▶ **Exercise description**
All that is needed is the number of lines in the records that contain the word "Enterprise", stated without anything else.

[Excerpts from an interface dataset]
*** Begin section ***
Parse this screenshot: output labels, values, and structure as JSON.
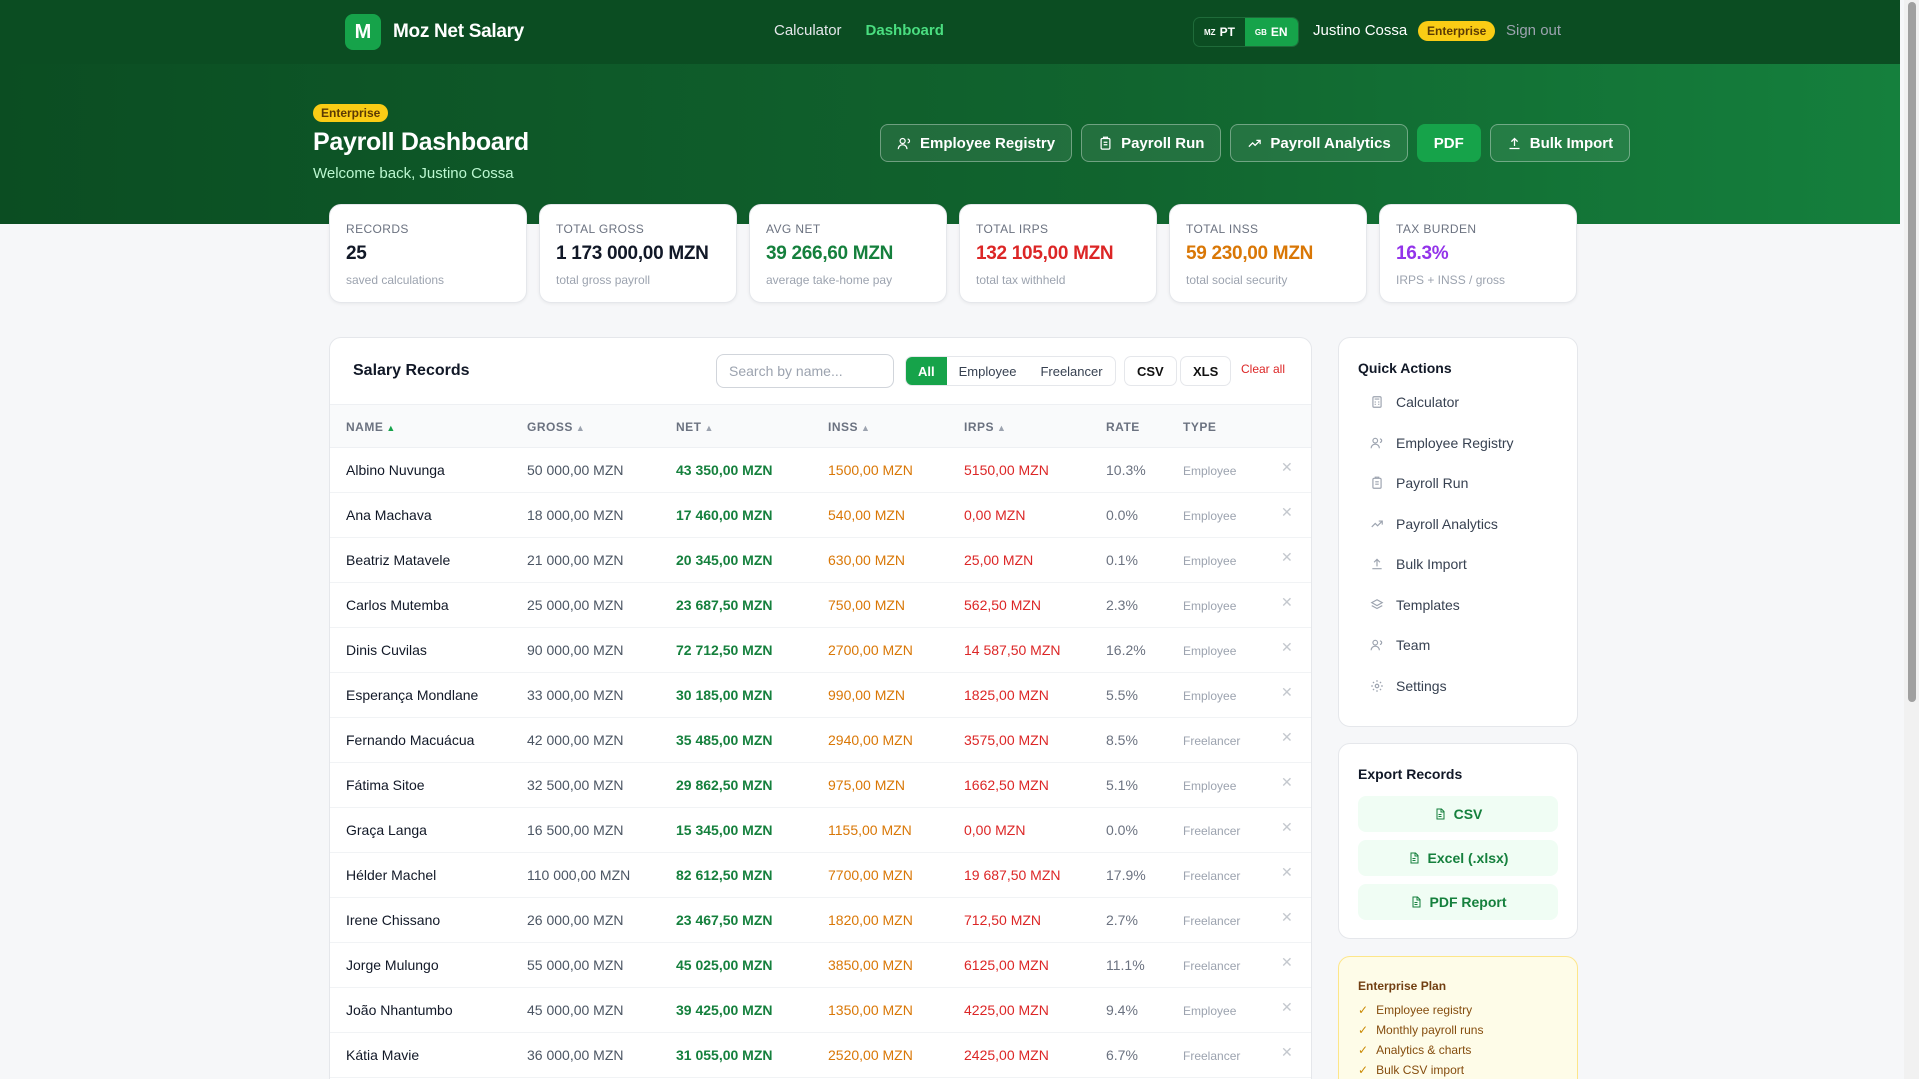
{
  "nav": {
    "brand_logo": "M",
    "brand_name": "Moz Net Salary",
    "links": [
      "Calculator",
      "Dashboard"
    ],
    "lang_pt_flag": "MZ",
    "lang_pt": "PT",
    "lang_en_flag": "GB",
    "lang_en": "EN",
    "user": "Justino Cossa",
    "plan": "Enterprise",
    "signout": "Sign out"
  },
  "hero": {
    "badge": "Enterprise",
    "title": "Payroll Dashboard",
    "subtitle": "Welcome back, Justino Cossa",
    "actions": [
      "Employee Registry",
      "Payroll Run",
      "Payroll Analytics",
      "PDF",
      "Bulk Import"
    ]
  },
  "stats": [
    {
      "label": "RECORDS",
      "value": "25",
      "sub": "saved calculations",
      "color": "#111827"
    },
    {
      "label": "TOTAL GROSS",
      "value": "1 173 000,00 MZN",
      "sub": "total gross payroll",
      "color": "#111827"
    },
    {
      "label": "AVG NET",
      "value": "39 266,60 MZN",
      "sub": "average take-home pay",
      "color": "#15803d"
    },
    {
      "label": "TOTAL IRPS",
      "value": "132 105,00 MZN",
      "sub": "total tax withheld",
      "color": "#dc2626"
    },
    {
      "label": "TOTAL INSS",
      "value": "59 230,00 MZN",
      "sub": "total social security",
      "color": "#d97706"
    },
    {
      "label": "TAX BURDEN",
      "value": "16.3%",
      "sub": "IRPS + INSS / gross",
      "color": "#9333ea"
    }
  ],
  "records": {
    "title": "Salary Records",
    "search_placeholder": "Search by name...",
    "filters": [
      "All",
      "Employee",
      "Freelancer"
    ],
    "csv": "CSV",
    "xls": "XLS",
    "clear": "Clear all",
    "columns": [
      "NAME",
      "GROSS",
      "NET",
      "INSS",
      "IRPS",
      "RATE",
      "TYPE"
    ],
    "rows": [
      {
        "name": "Albino Nuvunga",
        "gross": "50 000,00 MZN",
        "net": "43 350,00 MZN",
        "inss": "1500,00 MZN",
        "irps": "5150,00 MZN",
        "rate": "10.3%",
        "type": "Employee"
      },
      {
        "name": "Ana Machava",
        "gross": "18 000,00 MZN",
        "net": "17 460,00 MZN",
        "inss": "540,00 MZN",
        "irps": "0,00 MZN",
        "rate": "0.0%",
        "type": "Employee"
      },
      {
        "name": "Beatriz Matavele",
        "gross": "21 000,00 MZN",
        "net": "20 345,00 MZN",
        "inss": "630,00 MZN",
        "irps": "25,00 MZN",
        "rate": "0.1%",
        "type": "Employee"
      },
      {
        "name": "Carlos Mutemba",
        "gross": "25 000,00 MZN",
        "net": "23 687,50 MZN",
        "inss": "750,00 MZN",
        "irps": "562,50 MZN",
        "rate": "2.3%",
        "type": "Employee"
      },
      {
        "name": "Dinis Cuvilas",
        "gross": "90 000,00 MZN",
        "net": "72 712,50 MZN",
        "inss": "2700,00 MZN",
        "irps": "14 587,50 MZN",
        "rate": "16.2%",
        "type": "Employee"
      },
      {
        "name": "Esperança Mondlane",
        "gross": "33 000,00 MZN",
        "net": "30 185,00 MZN",
        "inss": "990,00 MZN",
        "irps": "1825,00 MZN",
        "rate": "5.5%",
        "type": "Employee"
      },
      {
        "name": "Fernando Macuácua",
        "gross": "42 000,00 MZN",
        "net": "35 485,00 MZN",
        "inss": "2940,00 MZN",
        "irps": "3575,00 MZN",
        "rate": "8.5%",
        "type": "Freelancer"
      },
      {
        "name": "Fátima Sitoe",
        "gross": "32 500,00 MZN",
        "net": "29 862,50 MZN",
        "inss": "975,00 MZN",
        "irps": "1662,50 MZN",
        "rate": "5.1%",
        "type": "Employee"
      },
      {
        "name": "Graça Langa",
        "gross": "16 500,00 MZN",
        "net": "15 345,00 MZN",
        "inss": "1155,00 MZN",
        "irps": "0,00 MZN",
        "rate": "0.0%",
        "type": "Freelancer"
      },
      {
        "name": "Hélder Machel",
        "gross": "110 000,00 MZN",
        "net": "82 612,50 MZN",
        "inss": "7700,00 MZN",
        "irps": "19 687,50 MZN",
        "rate": "17.9%",
        "type": "Freelancer"
      },
      {
        "name": "Irene Chissano",
        "gross": "26 000,00 MZN",
        "net": "23 467,50 MZN",
        "inss": "1820,00 MZN",
        "irps": "712,50 MZN",
        "rate": "2.7%",
        "type": "Freelancer"
      },
      {
        "name": "Jorge Mulungo",
        "gross": "55 000,00 MZN",
        "net": "45 025,00 MZN",
        "inss": "3850,00 MZN",
        "irps": "6125,00 MZN",
        "rate": "11.1%",
        "type": "Freelancer"
      },
      {
        "name": "João Nhantumbo",
        "gross": "45 000,00 MZN",
        "net": "39 425,00 MZN",
        "inss": "1350,00 MZN",
        "irps": "4225,00 MZN",
        "rate": "9.4%",
        "type": "Employee"
      },
      {
        "name": "Kátia Mavie",
        "gross": "36 000,00 MZN",
        "net": "31 055,00 MZN",
        "inss": "2520,00 MZN",
        "irps": "2425,00 MZN",
        "rate": "6.7%",
        "type": "Freelancer"
      }
    ]
  },
  "quick_actions": {
    "title": "Quick Actions",
    "items": [
      {
        "label": "Calculator",
        "icon": "calculator-icon"
      },
      {
        "label": "Employee Registry",
        "icon": "users-icon"
      },
      {
        "label": "Payroll Run",
        "icon": "clipboard-icon"
      },
      {
        "label": "Payroll Analytics",
        "icon": "trending-up-icon"
      },
      {
        "label": "Bulk Import",
        "icon": "upload-icon"
      },
      {
        "label": "Templates",
        "icon": "layers-icon"
      },
      {
        "label": "Team",
        "icon": "team-icon"
      },
      {
        "label": "Settings",
        "icon": "gear-icon"
      }
    ]
  },
  "export": {
    "title": "Export Records",
    "buttons": [
      "CSV",
      "Excel (.xlsx)",
      "PDF Report"
    ]
  },
  "plan_card": {
    "title": "Enterprise Plan",
    "items": [
      "Employee registry",
      "Monthly payroll runs",
      "Analytics & charts",
      "Bulk CSV import"
    ]
  }
}
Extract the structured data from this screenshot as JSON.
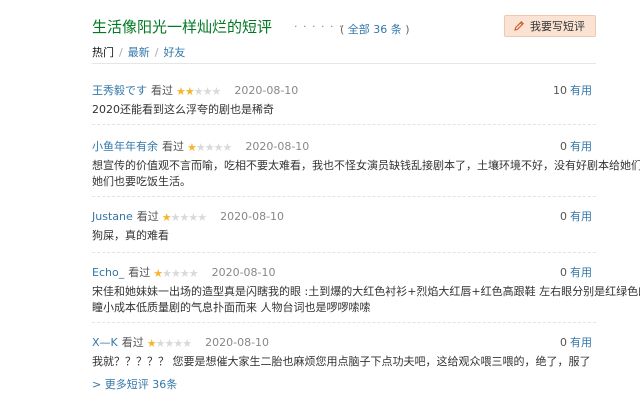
{
  "header": {
    "title": "生活像阳光一样灿烂的短评",
    "dots": "· · · · · ·",
    "all_prefix": "( ",
    "all_link": "全部 36 条",
    "all_suffix": " )",
    "write_button": "我要写短评"
  },
  "tabs": [
    {
      "label": "热门",
      "active": true
    },
    {
      "label": "最新",
      "active": false
    },
    {
      "label": "好友",
      "active": false
    }
  ],
  "tab_separator": "/",
  "watched_label": "看过",
  "useful_label": "有用",
  "reviews": [
    {
      "user": "王秀毅です",
      "rating": 2,
      "date": "2020-08-10",
      "votes": "10",
      "lines": [
        "2020还能看到这么浮夸的剧也是稀奇"
      ]
    },
    {
      "user": "小鱼年年有余",
      "rating": 1,
      "date": "2020-08-10",
      "votes": "0",
      "lines": [
        "想宣传的价值观不言而喻，吃相不要太难看，我也不怪女演员缺钱乱接剧本了，土壤环境不好，没有好剧本给她们，",
        "她们也要吃饭生活。"
      ]
    },
    {
      "user": "Justane",
      "rating": 1,
      "date": "2020-08-10",
      "votes": "0",
      "lines": [
        "狗屎，真的难看"
      ]
    },
    {
      "user": "Echo_",
      "rating": 1,
      "date": "2020-08-10",
      "votes": "0",
      "lines": [
        "宋佳和她妹妹一出场的造型真是闪瞎我的眼 :土到爆的大红色衬衫+烈焰大红唇+红色高跟鞋 左右眼分别是红绿色的美",
        "瞳小成本低质量剧的气息扑面而来 人物台词也是啰啰嗦嗦"
      ]
    },
    {
      "user": "X—K",
      "rating": 1,
      "date": "2020-08-10",
      "votes": "0",
      "lines": [
        "我就？？？？？ 您要是想催大家生二胎也麻烦您用点脑子下点功夫吧，这给观众喂三喂的，绝了，服了"
      ]
    }
  ],
  "more_link": "> 更多短评 36条",
  "colors": {
    "title": "#007722",
    "link": "#3377aa",
    "star": "#f7b52c",
    "button_bg": "#fbe3d4"
  }
}
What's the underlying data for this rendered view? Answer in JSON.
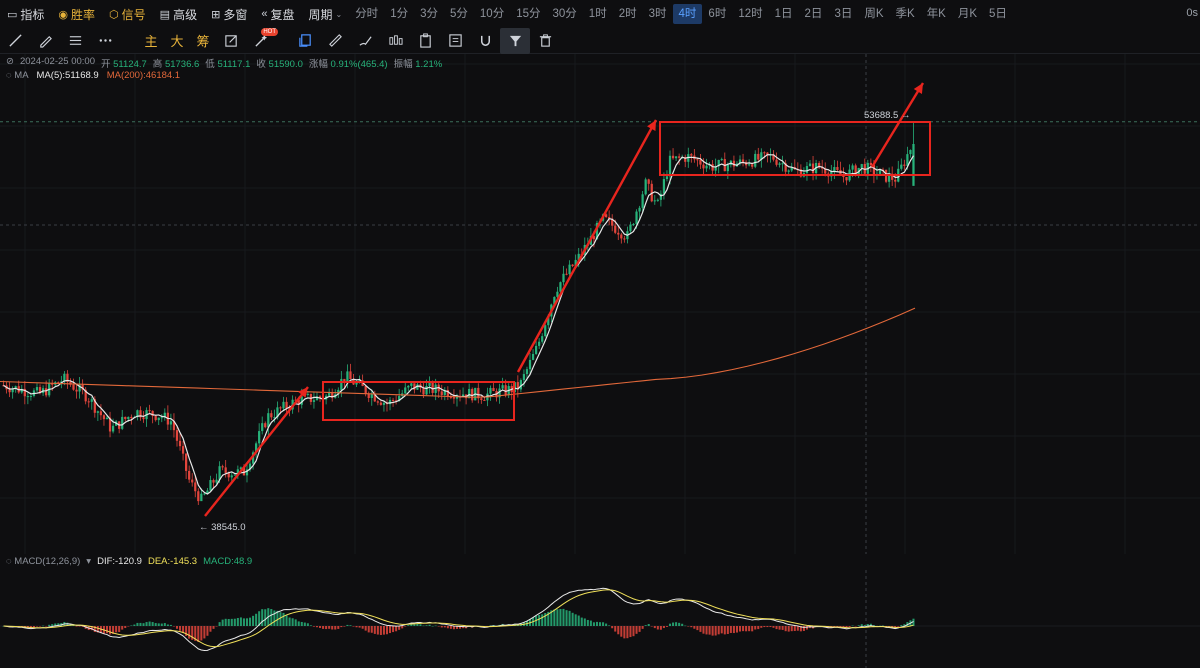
{
  "toolbar": {
    "items": [
      {
        "label": "指标",
        "icon": "indicator-icon",
        "gold": false
      },
      {
        "label": "胜率",
        "icon": "winrate-icon",
        "gold": true
      },
      {
        "label": "信号",
        "icon": "signal-icon",
        "gold": true
      },
      {
        "label": "高级",
        "icon": "advanced-icon",
        "gold": false
      },
      {
        "label": "多窗",
        "icon": "multiwindow-icon",
        "gold": false
      },
      {
        "label": "复盘",
        "icon": "replay-icon",
        "gold": false
      },
      {
        "label": "周期",
        "icon": "chevron-down-icon",
        "gold": false
      }
    ],
    "periods": [
      "分时",
      "1分",
      "3分",
      "5分",
      "10分",
      "15分",
      "30分",
      "1时",
      "2时",
      "3时",
      "4时",
      "6时",
      "12时",
      "1日",
      "2日",
      "3日",
      "周K",
      "季K",
      "年K",
      "月K",
      "5日"
    ],
    "active_period": "4时",
    "right_edge": "0s"
  },
  "drawing_tools": {
    "text_tools": [
      "主",
      "大",
      "筹"
    ],
    "hot_badge": "HOT"
  },
  "ohlc": {
    "date": "2024-02-25 00:00",
    "open_label": "开",
    "open": "51124.7",
    "high_label": "高",
    "high": "51736.6",
    "low_label": "低",
    "low": "51117.1",
    "close_label": "收",
    "close": "51590.0",
    "change_label": "涨幅",
    "change": "0.91%(465.4)",
    "amplitude_label": "振幅",
    "amplitude": "1.21%"
  },
  "ma_legend": {
    "label": "MA",
    "ma5": "MA(5):51168.9",
    "ma200": "MA(200):46184.1"
  },
  "annotations": {
    "high_marker": "53688.5",
    "low_marker": "38545.0"
  },
  "macd_legend": {
    "label": "MACD(12,26,9)",
    "dif": "DIF:-120.9",
    "dea": "DEA:-145.3",
    "macd": "MACD:48.9"
  },
  "colors": {
    "up": "#27b27a",
    "down": "#e2453c",
    "ma5": "#e8e8e8",
    "ma200": "#e2683a",
    "dea": "#f0e05a",
    "annotation": "#e8251e",
    "active_period": "#5aa0ff"
  },
  "chart_data": {
    "type": "candlestick",
    "symbol_interval": "4时",
    "series": [
      {
        "name": "MA(5)",
        "last": 51168.9
      },
      {
        "name": "MA(200)",
        "last": 46184.1
      }
    ],
    "marked_high": 53688.5,
    "marked_low": 38545.0,
    "price_path": [
      {
        "x": 0.0,
        "price": 43150
      },
      {
        "x": 0.03,
        "price": 42800
      },
      {
        "x": 0.05,
        "price": 43400
      },
      {
        "x": 0.07,
        "price": 42700
      },
      {
        "x": 0.09,
        "price": 41400
      },
      {
        "x": 0.11,
        "price": 42100
      },
      {
        "x": 0.13,
        "price": 41950
      },
      {
        "x": 0.14,
        "price": 41700
      },
      {
        "x": 0.155,
        "price": 39300
      },
      {
        "x": 0.165,
        "price": 38545
      },
      {
        "x": 0.18,
        "price": 39700
      },
      {
        "x": 0.2,
        "price": 39650
      },
      {
        "x": 0.22,
        "price": 41900
      },
      {
        "x": 0.245,
        "price": 42550
      },
      {
        "x": 0.27,
        "price": 42700
      },
      {
        "x": 0.285,
        "price": 43500
      },
      {
        "x": 0.3,
        "price": 43000
      },
      {
        "x": 0.32,
        "price": 42400
      },
      {
        "x": 0.34,
        "price": 43100
      },
      {
        "x": 0.37,
        "price": 42900
      },
      {
        "x": 0.4,
        "price": 42750
      },
      {
        "x": 0.42,
        "price": 42950
      },
      {
        "x": 0.43,
        "price": 43100
      },
      {
        "x": 0.445,
        "price": 44700
      },
      {
        "x": 0.46,
        "price": 47000
      },
      {
        "x": 0.48,
        "price": 48300
      },
      {
        "x": 0.5,
        "price": 49800
      },
      {
        "x": 0.52,
        "price": 49100
      },
      {
        "x": 0.535,
        "price": 51200
      },
      {
        "x": 0.545,
        "price": 50300
      },
      {
        "x": 0.555,
        "price": 52100
      },
      {
        "x": 0.57,
        "price": 52300
      },
      {
        "x": 0.59,
        "price": 51900
      },
      {
        "x": 0.615,
        "price": 52050
      },
      {
        "x": 0.64,
        "price": 52300
      },
      {
        "x": 0.66,
        "price": 51700
      },
      {
        "x": 0.68,
        "price": 51900
      },
      {
        "x": 0.7,
        "price": 51500
      },
      {
        "x": 0.715,
        "price": 51900
      },
      {
        "x": 0.735,
        "price": 51500
      },
      {
        "x": 0.75,
        "price": 51350
      },
      {
        "x": 0.77,
        "price": 51600
      },
      {
        "x": 0.79,
        "price": 51800
      },
      {
        "x": 0.755,
        "price": 51300
      },
      {
        "x": 0.76,
        "price": 51590
      }
    ]
  }
}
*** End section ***
▶ **Solution for this problem**
3